▶ **Exercise materials**:
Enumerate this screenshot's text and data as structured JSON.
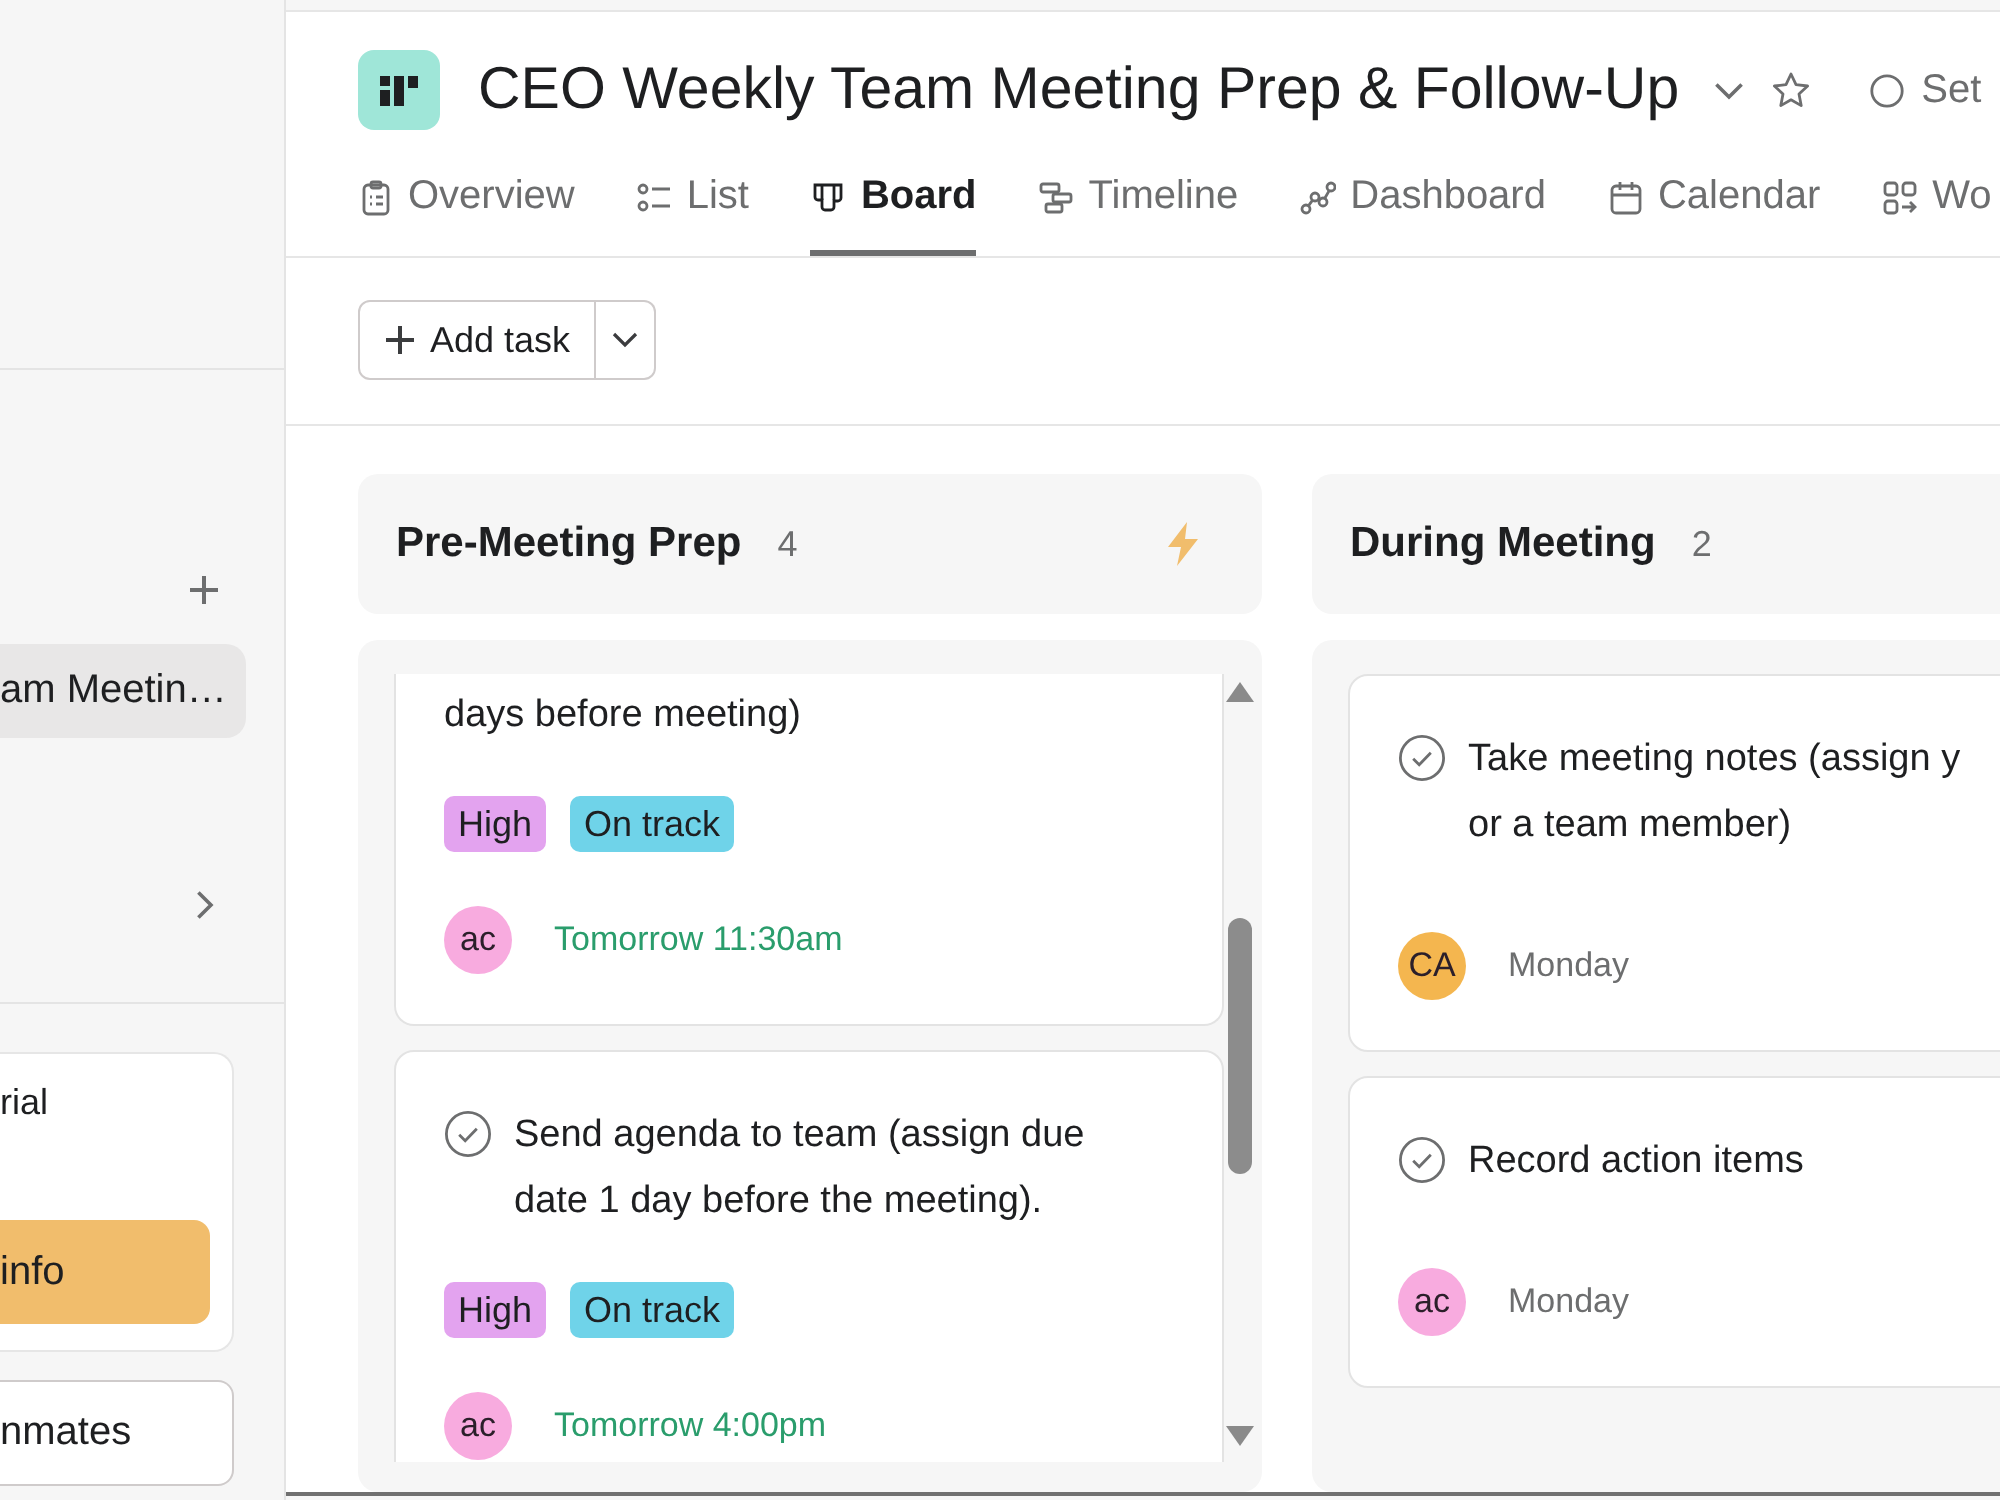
{
  "sidebar": {
    "items": [
      {
        "label": "am Meetin…",
        "selected": true
      }
    ],
    "card": {
      "text": "rial",
      "button": "info"
    },
    "button": "nmates"
  },
  "header": {
    "title": "CEO Weekly Team Meeting Prep & Follow-Up",
    "status_button": "Set"
  },
  "tabs": [
    {
      "label": "Overview",
      "selected": false
    },
    {
      "label": "List",
      "selected": false
    },
    {
      "label": "Board",
      "selected": true
    },
    {
      "label": "Timeline",
      "selected": false
    },
    {
      "label": "Dashboard",
      "selected": false
    },
    {
      "label": "Calendar",
      "selected": false
    },
    {
      "label": "Wo",
      "selected": false
    }
  ],
  "toolbar": {
    "add_button": "Add task"
  },
  "board": {
    "columns": [
      {
        "title": "Pre-Meeting Prep",
        "count": "4",
        "automation": true,
        "scrollable": true,
        "cards": [
          {
            "cut_top": true,
            "title": "days before meeting)",
            "tags": [
              {
                "label": "High",
                "color": "#e3a3ef"
              },
              {
                "label": "On track",
                "color": "#6fd3e9"
              }
            ],
            "assignee": {
              "initials": "ac",
              "color": "#f8abdf"
            },
            "due": {
              "text": "Tomorrow 11:30am",
              "color": "#2a9d6c"
            }
          },
          {
            "cut_top": false,
            "completed": false,
            "title": "Send agenda to team (assign due\ndate 1 day before the meeting).",
            "tags": [
              {
                "label": "High",
                "color": "#e3a3ef"
              },
              {
                "label": "On track",
                "color": "#6fd3e9"
              }
            ],
            "assignee": {
              "initials": "ac",
              "color": "#f8abdf"
            },
            "due": {
              "text": "Tomorrow 4:00pm",
              "color": "#2a9d6c"
            }
          }
        ]
      },
      {
        "title": "During Meeting",
        "count": "2",
        "cards": [
          {
            "cut_top": false,
            "completed": false,
            "title": "Take meeting notes (assign y\nor a team member)",
            "assignee": {
              "initials": "CA",
              "color": "#f4b64f"
            },
            "due": {
              "text": "Monday",
              "color": "#6d6e6f"
            }
          },
          {
            "cut_top": false,
            "completed": false,
            "title": "Record action items",
            "assignee": {
              "initials": "ac",
              "color": "#f8abdf"
            },
            "due": {
              "text": "Monday",
              "color": "#6d6e6f"
            }
          }
        ]
      }
    ]
  }
}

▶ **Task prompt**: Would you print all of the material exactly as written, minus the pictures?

▶ **Result of this task**:
Enumerate this screenshot's text and data as structured JSON.
{
  "sidebar": {
    "items": [
      {
        "label": "am Meetin…",
        "selected": true
      }
    ],
    "card": {
      "text": "rial",
      "button": "info"
    },
    "button": "nmates"
  },
  "header": {
    "title": "CEO Weekly Team Meeting Prep & Follow-Up",
    "status_button": "Set"
  },
  "tabs": [
    {
      "label": "Overview",
      "selected": false
    },
    {
      "label": "List",
      "selected": false
    },
    {
      "label": "Board",
      "selected": true
    },
    {
      "label": "Timeline",
      "selected": false
    },
    {
      "label": "Dashboard",
      "selected": false
    },
    {
      "label": "Calendar",
      "selected": false
    },
    {
      "label": "Wo",
      "selected": false
    }
  ],
  "toolbar": {
    "add_button": "Add task"
  },
  "board": {
    "columns": [
      {
        "title": "Pre-Meeting Prep",
        "count": "4",
        "automation": true,
        "scrollable": true,
        "cards": [
          {
            "cut_top": true,
            "title": "days before meeting)",
            "tags": [
              {
                "label": "High",
                "color": "#e3a3ef"
              },
              {
                "label": "On track",
                "color": "#6fd3e9"
              }
            ],
            "assignee": {
              "initials": "ac",
              "color": "#f8abdf"
            },
            "due": {
              "text": "Tomorrow 11:30am",
              "color": "#2a9d6c"
            }
          },
          {
            "cut_top": false,
            "completed": false,
            "title": "Send agenda to team (assign due\ndate 1 day before the meeting).",
            "tags": [
              {
                "label": "High",
                "color": "#e3a3ef"
              },
              {
                "label": "On track",
                "color": "#6fd3e9"
              }
            ],
            "assignee": {
              "initials": "ac",
              "color": "#f8abdf"
            },
            "due": {
              "text": "Tomorrow 4:00pm",
              "color": "#2a9d6c"
            }
          }
        ]
      },
      {
        "title": "During Meeting",
        "count": "2",
        "cards": [
          {
            "cut_top": false,
            "completed": false,
            "title": "Take meeting notes (assign y\nor a team member)",
            "assignee": {
              "initials": "CA",
              "color": "#f4b64f"
            },
            "due": {
              "text": "Monday",
              "color": "#6d6e6f"
            }
          },
          {
            "cut_top": false,
            "completed": false,
            "title": "Record action items",
            "assignee": {
              "initials": "ac",
              "color": "#f8abdf"
            },
            "due": {
              "text": "Monday",
              "color": "#6d6e6f"
            }
          }
        ]
      }
    ]
  }
}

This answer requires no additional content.